GIVEN RECORDS Block Start

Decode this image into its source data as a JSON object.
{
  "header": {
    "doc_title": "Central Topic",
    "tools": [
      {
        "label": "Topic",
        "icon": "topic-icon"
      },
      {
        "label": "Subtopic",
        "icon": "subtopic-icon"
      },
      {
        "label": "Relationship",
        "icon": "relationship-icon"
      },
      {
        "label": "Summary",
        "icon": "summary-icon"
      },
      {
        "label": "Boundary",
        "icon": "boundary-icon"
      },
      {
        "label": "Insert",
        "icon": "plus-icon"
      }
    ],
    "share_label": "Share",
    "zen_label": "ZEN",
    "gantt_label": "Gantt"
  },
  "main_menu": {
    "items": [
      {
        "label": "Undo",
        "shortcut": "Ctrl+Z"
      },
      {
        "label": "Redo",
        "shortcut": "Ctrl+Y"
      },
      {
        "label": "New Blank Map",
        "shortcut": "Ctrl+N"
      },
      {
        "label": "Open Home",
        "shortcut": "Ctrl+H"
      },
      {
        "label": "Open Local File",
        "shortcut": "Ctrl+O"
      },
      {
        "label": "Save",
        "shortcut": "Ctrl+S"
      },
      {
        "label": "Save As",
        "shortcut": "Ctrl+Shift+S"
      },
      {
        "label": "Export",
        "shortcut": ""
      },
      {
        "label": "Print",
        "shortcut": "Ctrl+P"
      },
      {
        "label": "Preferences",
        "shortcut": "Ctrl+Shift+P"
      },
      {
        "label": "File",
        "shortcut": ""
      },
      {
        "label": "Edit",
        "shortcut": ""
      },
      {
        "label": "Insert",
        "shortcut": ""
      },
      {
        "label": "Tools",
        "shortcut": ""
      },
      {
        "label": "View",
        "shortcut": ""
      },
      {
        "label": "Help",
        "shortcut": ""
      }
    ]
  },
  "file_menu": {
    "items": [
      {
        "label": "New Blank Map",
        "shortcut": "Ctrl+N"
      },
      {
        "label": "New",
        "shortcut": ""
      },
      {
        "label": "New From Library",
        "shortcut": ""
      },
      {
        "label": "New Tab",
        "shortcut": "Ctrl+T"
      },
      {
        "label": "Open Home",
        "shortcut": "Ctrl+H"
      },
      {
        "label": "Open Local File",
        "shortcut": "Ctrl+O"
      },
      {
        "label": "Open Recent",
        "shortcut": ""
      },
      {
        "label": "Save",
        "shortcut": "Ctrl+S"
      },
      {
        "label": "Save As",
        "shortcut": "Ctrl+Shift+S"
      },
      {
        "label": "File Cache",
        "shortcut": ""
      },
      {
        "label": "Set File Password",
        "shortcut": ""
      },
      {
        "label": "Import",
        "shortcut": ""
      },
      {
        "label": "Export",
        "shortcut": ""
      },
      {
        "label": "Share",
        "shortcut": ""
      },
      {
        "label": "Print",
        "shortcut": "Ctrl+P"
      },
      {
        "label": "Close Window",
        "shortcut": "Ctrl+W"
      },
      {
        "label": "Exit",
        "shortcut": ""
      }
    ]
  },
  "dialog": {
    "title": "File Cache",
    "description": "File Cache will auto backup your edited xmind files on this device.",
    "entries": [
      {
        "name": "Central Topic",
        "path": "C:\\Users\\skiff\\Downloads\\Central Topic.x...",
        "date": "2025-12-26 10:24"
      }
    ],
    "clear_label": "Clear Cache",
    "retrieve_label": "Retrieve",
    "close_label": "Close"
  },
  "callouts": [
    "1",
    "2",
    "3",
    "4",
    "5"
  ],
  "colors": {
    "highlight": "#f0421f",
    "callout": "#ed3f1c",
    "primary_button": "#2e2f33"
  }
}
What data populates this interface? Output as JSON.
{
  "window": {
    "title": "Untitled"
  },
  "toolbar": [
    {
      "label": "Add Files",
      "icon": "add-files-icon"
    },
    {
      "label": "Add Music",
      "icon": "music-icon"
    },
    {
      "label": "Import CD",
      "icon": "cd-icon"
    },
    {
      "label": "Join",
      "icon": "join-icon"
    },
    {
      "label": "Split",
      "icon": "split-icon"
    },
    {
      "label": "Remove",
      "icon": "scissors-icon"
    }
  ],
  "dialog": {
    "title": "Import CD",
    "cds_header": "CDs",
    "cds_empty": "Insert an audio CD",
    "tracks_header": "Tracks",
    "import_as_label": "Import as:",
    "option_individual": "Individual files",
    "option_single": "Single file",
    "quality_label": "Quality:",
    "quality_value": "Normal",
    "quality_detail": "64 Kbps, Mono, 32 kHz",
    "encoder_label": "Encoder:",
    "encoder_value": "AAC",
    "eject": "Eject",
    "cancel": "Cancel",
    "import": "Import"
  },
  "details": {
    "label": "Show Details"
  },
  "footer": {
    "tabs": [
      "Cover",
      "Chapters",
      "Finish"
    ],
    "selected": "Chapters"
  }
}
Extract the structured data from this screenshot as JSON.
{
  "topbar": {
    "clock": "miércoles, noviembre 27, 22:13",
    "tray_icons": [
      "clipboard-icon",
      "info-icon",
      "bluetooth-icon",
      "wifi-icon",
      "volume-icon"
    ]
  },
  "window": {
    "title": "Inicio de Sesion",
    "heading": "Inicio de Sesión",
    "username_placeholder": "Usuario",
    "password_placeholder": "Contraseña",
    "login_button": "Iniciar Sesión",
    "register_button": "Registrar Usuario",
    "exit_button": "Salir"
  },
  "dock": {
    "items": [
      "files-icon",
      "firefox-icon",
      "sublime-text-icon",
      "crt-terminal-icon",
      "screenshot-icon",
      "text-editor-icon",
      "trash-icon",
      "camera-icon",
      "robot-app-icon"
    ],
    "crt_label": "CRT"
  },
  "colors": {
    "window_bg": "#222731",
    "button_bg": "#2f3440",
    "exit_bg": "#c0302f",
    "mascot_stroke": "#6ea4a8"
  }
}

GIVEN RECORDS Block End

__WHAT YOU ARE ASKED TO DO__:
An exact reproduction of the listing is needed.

__RESPONSE TO THIS TASK__:
Decode this image into its source data as a JSON object.
{
  "header": {
    "doc_title": "Central Topic",
    "tools": [
      {
        "label": "Topic",
        "icon": "topic-icon"
      },
      {
        "label": "Subtopic",
        "icon": "subtopic-icon"
      },
      {
        "label": "Relationship",
        "icon": "relationship-icon"
      },
      {
        "label": "Summary",
        "icon": "summary-icon"
      },
      {
        "label": "Boundary",
        "icon": "boundary-icon"
      },
      {
        "label": "Insert",
        "icon": "plus-icon"
      }
    ],
    "share_label": "Share",
    "zen_label": "ZEN",
    "gantt_label": "Gantt"
  },
  "main_menu": {
    "items": [
      {
        "label": "Undo",
        "shortcut": "Ctrl+Z"
      },
      {
        "label": "Redo",
        "shortcut": "Ctrl+Y"
      },
      {
        "label": "New Blank Map",
        "shortcut": "Ctrl+N"
      },
      {
        "label": "Open Home",
        "shortcut": "Ctrl+H"
      },
      {
        "label": "Open Local File",
        "shortcut": "Ctrl+O"
      },
      {
        "label": "Save",
        "shortcut": "Ctrl+S"
      },
      {
        "label": "Save As",
        "shortcut": "Ctrl+Shift+S"
      },
      {
        "label": "Export",
        "shortcut": ""
      },
      {
        "label": "Print",
        "shortcut": "Ctrl+P"
      },
      {
        "label": "Preferences",
        "shortcut": "Ctrl+Shift+P"
      },
      {
        "label": "File",
        "shortcut": ""
      },
      {
        "label": "Edit",
        "shortcut": ""
      },
      {
        "label": "Insert",
        "shortcut": ""
      },
      {
        "label": "Tools",
        "shortcut": ""
      },
      {
        "label": "View",
        "shortcut": ""
      },
      {
        "label": "Help",
        "shortcut": ""
      }
    ]
  },
  "file_menu": {
    "items": [
      {
        "label": "New Blank Map",
        "shortcut": "Ctrl+N"
      },
      {
        "label": "New",
        "shortcut": ""
      },
      {
        "label": "New From Library",
        "shortcut": ""
      },
      {
        "label": "New Tab",
        "shortcut": "Ctrl+T"
      },
      {
        "label": "Open Home",
        "shortcut": "Ctrl+H"
      },
      {
        "label": "Open Local File",
        "shortcut": "Ctrl+O"
      },
      {
        "label": "Open Recent",
        "shortcut": ""
      },
      {
        "label": "Save",
        "shortcut": "Ctrl+S"
      },
      {
        "label": "Save As",
        "shortcut": "Ctrl+Shift+S"
      },
      {
        "label": "File Cache",
        "shortcut": ""
      },
      {
        "label": "Set File Password",
        "shortcut": ""
      },
      {
        "label": "Import",
        "shortcut": ""
      },
      {
        "label": "Export",
        "shortcut": ""
      },
      {
        "label": "Share",
        "shortcut": ""
      },
      {
        "label": "Print",
        "shortcut": "Ctrl+P"
      },
      {
        "label": "Close Window",
        "shortcut": "Ctrl+W"
      },
      {
        "label": "Exit",
        "shortcut": ""
      }
    ]
  },
  "dialog": {
    "title": "File Cache",
    "description": "File Cache will auto backup your edited xmind files on this device.",
    "entries": [
      {
        "name": "Central Topic",
        "path": "C:\\Users\\skiff\\Downloads\\Central Topic.x...",
        "date": "2025-12-26 10:24"
      }
    ],
    "clear_label": "Clear Cache",
    "retrieve_label": "Retrieve",
    "close_label": "Close"
  },
  "callouts": [
    "1",
    "2",
    "3",
    "4",
    "5"
  ],
  "colors": {
    "highlight": "#f0421f",
    "callout": "#ed3f1c",
    "primary_button": "#2e2f33"
  }
}
What data populates this interface? Output as JSON.
{
  "window": {
    "title": "Untitled"
  },
  "toolbar": [
    {
      "label": "Add Files",
      "icon": "add-files-icon"
    },
    {
      "label": "Add Music",
      "icon": "music-icon"
    },
    {
      "label": "Import CD",
      "icon": "cd-icon"
    },
    {
      "label": "Join",
      "icon": "join-icon"
    },
    {
      "label": "Split",
      "icon": "split-icon"
    },
    {
      "label": "Remove",
      "icon": "scissors-icon"
    }
  ],
  "dialog": {
    "title": "Import CD",
    "cds_header": "CDs",
    "cds_empty": "Insert an audio CD",
    "tracks_header": "Tracks",
    "import_as_label": "Import as:",
    "option_individual": "Individual files",
    "option_single": "Single file",
    "quality_label": "Quality:",
    "quality_value": "Normal",
    "quality_detail": "64 Kbps, Mono, 32 kHz",
    "encoder_label": "Encoder:",
    "encoder_value": "AAC",
    "eject": "Eject",
    "cancel": "Cancel",
    "import": "Import"
  },
  "details": {
    "label": "Show Details"
  },
  "footer": {
    "tabs": [
      "Cover",
      "Chapters",
      "Finish"
    ],
    "selected": "Chapters"
  }
}
Extract the structured data from this screenshot as JSON.
{
  "topbar": {
    "clock": "miércoles, noviembre 27, 22:13",
    "tray_icons": [
      "clipboard-icon",
      "info-icon",
      "bluetooth-icon",
      "wifi-icon",
      "volume-icon"
    ]
  },
  "window": {
    "title": "Inicio de Sesion",
    "heading": "Inicio de Sesión",
    "username_placeholder": "Usuario",
    "password_placeholder": "Contraseña",
    "login_button": "Iniciar Sesión",
    "register_button": "Registrar Usuario",
    "exit_button": "Salir"
  },
  "dock": {
    "items": [
      "files-icon",
      "firefox-icon",
      "sublime-text-icon",
      "crt-terminal-icon",
      "screenshot-icon",
      "text-editor-icon",
      "trash-icon",
      "camera-icon",
      "robot-app-icon"
    ],
    "crt_label": "CRT"
  },
  "colors": {
    "window_bg": "#222731",
    "button_bg": "#2f3440",
    "exit_bg": "#c0302f",
    "mascot_stroke": "#6ea4a8"
  }
}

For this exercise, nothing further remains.